They cut his body into seven parts
which first they boiled and then they barbecued
(the ritual procedure) — but the heart
was put aside, to be saved by Athene, his sister.
Why did Dionysus triumph? From
his beating heart, the vital central organ,
he was resurrected to defeat the Titans
(whose blood and ashes formed the human race),
to open the cycle of death and generation
and, horned like a goat or stag or ram, raging
over the mountains with his pack of Maenads and Satyrs
brandishing cone-tipped ivy-twined spears and tearing
apart whatever they met, to bring drunkenness
and madness: those marvellous toys of paradise.
THE ORACLE AT DODONA
The oak is full of doves, they nest in clefts
among its naked boughs. This oak
is the oldest tree in the world.
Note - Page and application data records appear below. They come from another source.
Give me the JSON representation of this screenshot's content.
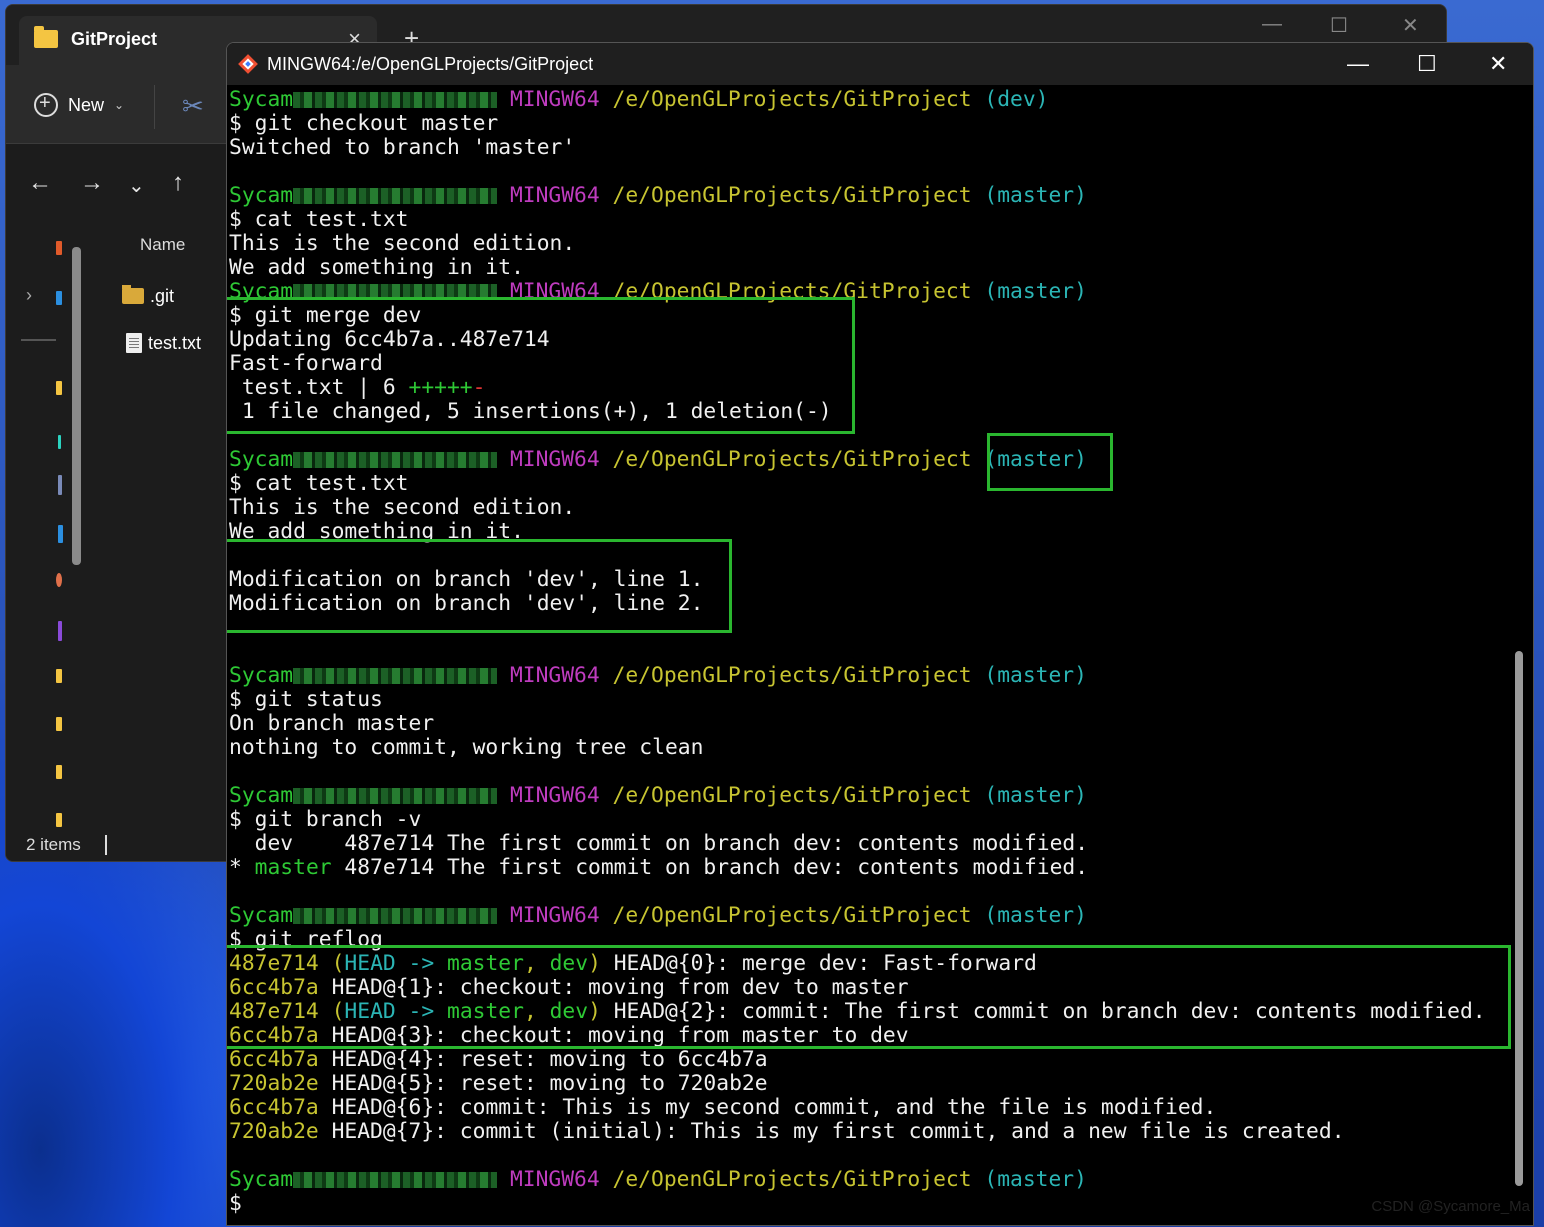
{
  "explorer": {
    "tab_title": "GitProject",
    "tab_close": "×",
    "new_tab": "+",
    "controls": {
      "minimize": "—",
      "maximize": "☐",
      "close": "✕"
    },
    "toolbar": {
      "new_label": "New",
      "new_chevron": "⌄"
    },
    "nav": {
      "back": "←",
      "forward": "→",
      "recent": "⌄",
      "up": "↑"
    },
    "column_name": "Name",
    "files": [
      {
        "name": ".git",
        "type": "folder"
      },
      {
        "name": "test.txt",
        "type": "file"
      }
    ],
    "status": "2 items"
  },
  "terminal": {
    "title": "MINGW64:/e/OpenGLProjects/GitProject",
    "controls": {
      "minimize": "—",
      "maximize": "☐",
      "close": "✕"
    },
    "colors": {
      "green": "#2ec935",
      "magenta": "#bf3cbf",
      "yellow": "#c7c431",
      "cyan": "#2bb5b5",
      "red": "#e03434",
      "highlight": "#2ab62f"
    },
    "prompt": {
      "user_prefix": "Sycam",
      "host": "MINGW64",
      "path": "/e/OpenGLProjects/GitProject"
    },
    "blocks": {
      "b1": {
        "branch": "(dev)",
        "cmd": "$ git checkout master",
        "out1": "Switched to branch 'master'"
      },
      "b2": {
        "branch": "(master)",
        "cmd": "$ cat test.txt",
        "out1": "This is the second edition.",
        "out2": "We add something in it."
      },
      "b3": {
        "branch": "(master)",
        "cmd": "$ git merge dev",
        "out1": "Updating 6cc4b7a..487e714",
        "out2": "Fast-forward",
        "stat_file": " test.txt | 6 ",
        "stat_plus": "+++++",
        "stat_minus": "-",
        "out4": " 1 file changed, 5 insertions(+), 1 deletion(-)"
      },
      "b4": {
        "branch": "(master)",
        "cmd": "$ cat test.txt",
        "out1": "This is the second edition.",
        "out2": "We add something in it.",
        "out3": "Modification on branch 'dev', line 1.",
        "out4": "Modification on branch 'dev', line 2."
      },
      "b5": {
        "branch": "(master)",
        "cmd": "$ git status",
        "out1": "On branch master",
        "out2": "nothing to commit, working tree clean"
      },
      "b6": {
        "branch": "(master)",
        "cmd": "$ git branch -v",
        "dev_line": "  dev    487e714 The first commit on branch dev: contents modified.",
        "star": "* ",
        "master_name": "master",
        "master_rest": " 487e714 The first commit on branch dev: contents modified."
      },
      "b7": {
        "branch": "(master)",
        "cmd": "$ git reflog"
      },
      "b8": {
        "branch": "(master)",
        "cmd": "$"
      }
    },
    "reflog": [
      {
        "hash": "487e714",
        "refs": true,
        "msg": " HEAD@{0}: merge dev: Fast-forward"
      },
      {
        "hash": "6cc4b7a",
        "refs": false,
        "msg": " HEAD@{1}: checkout: moving from dev to master"
      },
      {
        "hash": "487e714",
        "refs": true,
        "msg": " HEAD@{2}: commit: The first commit on branch dev: contents modified."
      },
      {
        "hash": "6cc4b7a",
        "refs": false,
        "msg": " HEAD@{3}: checkout: moving from master to dev"
      },
      {
        "hash": "6cc4b7a",
        "refs": false,
        "msg": " HEAD@{4}: reset: moving to 6cc4b7a"
      },
      {
        "hash": "720ab2e",
        "refs": false,
        "msg": " HEAD@{5}: reset: moving to 720ab2e"
      },
      {
        "hash": "6cc4b7a",
        "refs": false,
        "msg": " HEAD@{6}: commit: This is my second commit, and the file is modified."
      },
      {
        "hash": "720ab2e",
        "refs": false,
        "msg": " HEAD@{7}: commit (initial): This is my first commit, and a new file is created."
      }
    ],
    "refs_parts": {
      "open": " (",
      "head": "HEAD",
      "arrow": " -> ",
      "master": "master",
      "comma": ", ",
      "dev": "dev",
      "close": ")"
    }
  },
  "watermark": "CSDN @Sycamore_Ma"
}
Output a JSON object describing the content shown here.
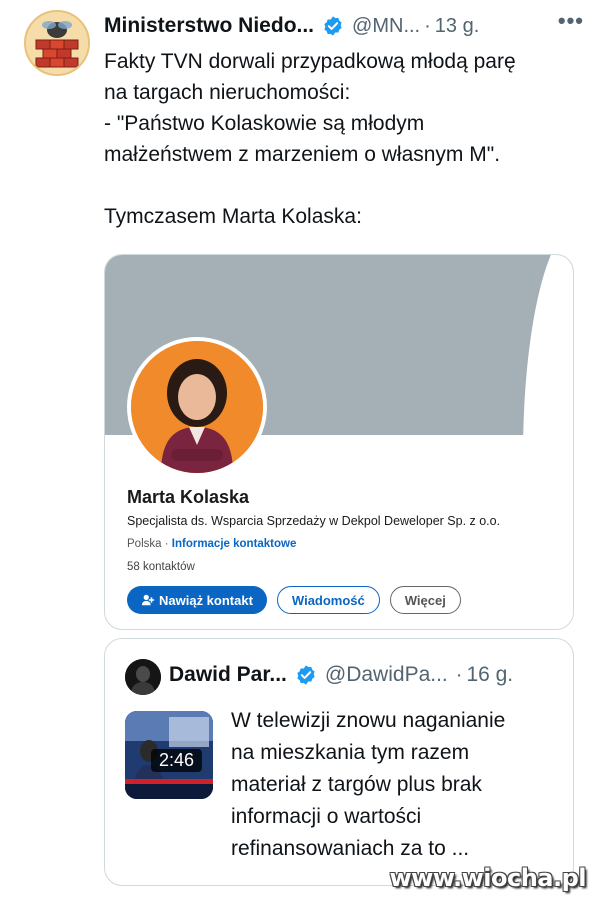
{
  "tweet": {
    "author_name": "Ministerstwo Niedo...",
    "handle": "@MN...",
    "separator": "·",
    "time": "13 g.",
    "more": "•••",
    "lines": [
      "Fakty TVN dorwali przypadkową młodą parę",
      "na targach nieruchomości:",
      "- \"Państwo Kolaskowie są młodym",
      "małżeństwem z marzeniem o własnym M\"."
    ],
    "line_after_gap": "Tymczasem Marta Kolaska:"
  },
  "linkedin_card": {
    "name": "Marta Kolaska",
    "title": "Specjalista ds. Wsparcia Sprzedaży w Dekpol Deweloper Sp. z o.o.",
    "location": "Polska",
    "location_sep": " · ",
    "contact_link": "Informacje kontaktowe",
    "connections": "58 kontaktów",
    "buttons": {
      "connect": "Nawiąż kontakt",
      "message": "Wiadomość",
      "more": "Więcej"
    },
    "colors": {
      "banner": "#a4b0b5",
      "brand_blue": "#0a66c2",
      "photo_bg": "#f08a2a"
    }
  },
  "quoted_tweet": {
    "author_name": "Dawid Par...",
    "handle": "@DawidPa...",
    "separator": "·",
    "time": "16 g.",
    "video_duration": "2:46",
    "lines": [
      "W telewizji znowu naganianie",
      "na mieszkania tym razem",
      "materiał z targów plus brak",
      "informacji o wartości",
      "refinansowaniach za to ..."
    ]
  },
  "watermark": "www.wiocha.pl",
  "colors": {
    "verified": "#1d9bf0",
    "secondary_text": "#536471"
  }
}
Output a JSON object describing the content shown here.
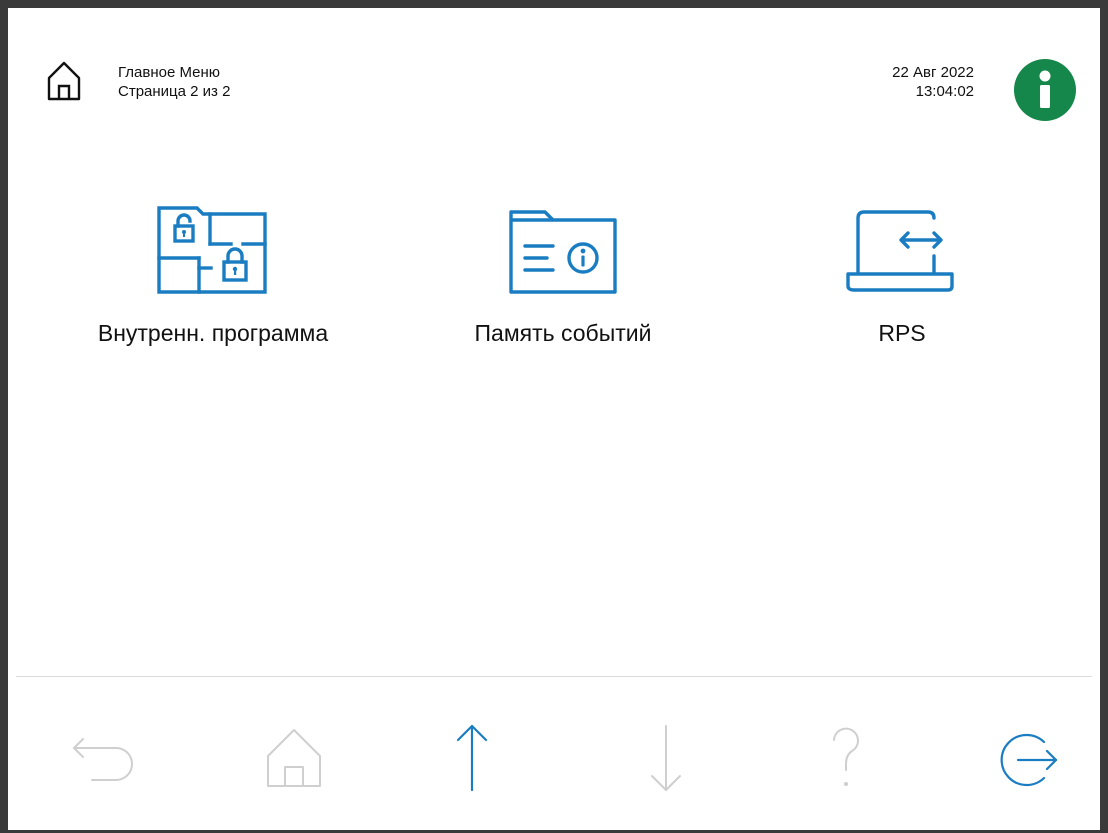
{
  "header": {
    "title": "Главное Меню",
    "subtitle": "Страница 2 из 2",
    "date": "22 Авг 2022",
    "time": "13:04:02",
    "home_icon": "home-outline-icon",
    "info_icon": "info-icon"
  },
  "tiles": [
    {
      "label": "Внутренн. программа",
      "icon": "floorplan-lock-icon"
    },
    {
      "label": "Память событий",
      "icon": "folder-info-icon"
    },
    {
      "label": "RPS",
      "icon": "laptop-transfer-icon"
    }
  ],
  "footer": {
    "back": {
      "icon": "back-arrow-icon",
      "state": "disabled"
    },
    "home": {
      "icon": "home-icon",
      "state": "disabled"
    },
    "up": {
      "icon": "arrow-up-icon",
      "state": "enabled"
    },
    "down": {
      "icon": "arrow-down-icon",
      "state": "disabled"
    },
    "help": {
      "icon": "help-icon",
      "state": "disabled"
    },
    "logout": {
      "icon": "logout-icon",
      "state": "enabled"
    }
  },
  "colors": {
    "accent": "#1b7dc1",
    "info": "#16874a",
    "disabled": "#cfcfcf",
    "frame": "#3a3a3a"
  }
}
Homer wrote of it.
Here, Zeus rules with Dione and prophesies
through the throats of doves, doves they call oracles.
Three Doves: three women cloaked in furs,
whose calloused unwashed feet must never break
connection of their flesh from mother-earth.
Doves’ voices speak gods’ words. The women
stretch their vowels to sound like doves burbling.
Suddenly, the doves’ murmuring
is drowned by the clangour of bronze rousing
the sanctuary — chains of a scourge in the hand
of a bronze statue, which every gust of wind
makes clash against a hollow gong and echo.
Someone has come to have his fate confirmed.
The stylos bit into the soft lead strip as he
wrote the question. The Doves approached. They stamped
their feet in the muddy grass. The doves in the trees,
reverberations of bronze, the women’s song
and the oak-wood lots in the black, snake-painted jar,
agreed. “Yes.” All would be as he wished.
Lovely Hands originally published in ‘Moon Wheels’,
Bloodaxe Books, 2006
Last four poems first appeared in “Sibyls and Others”,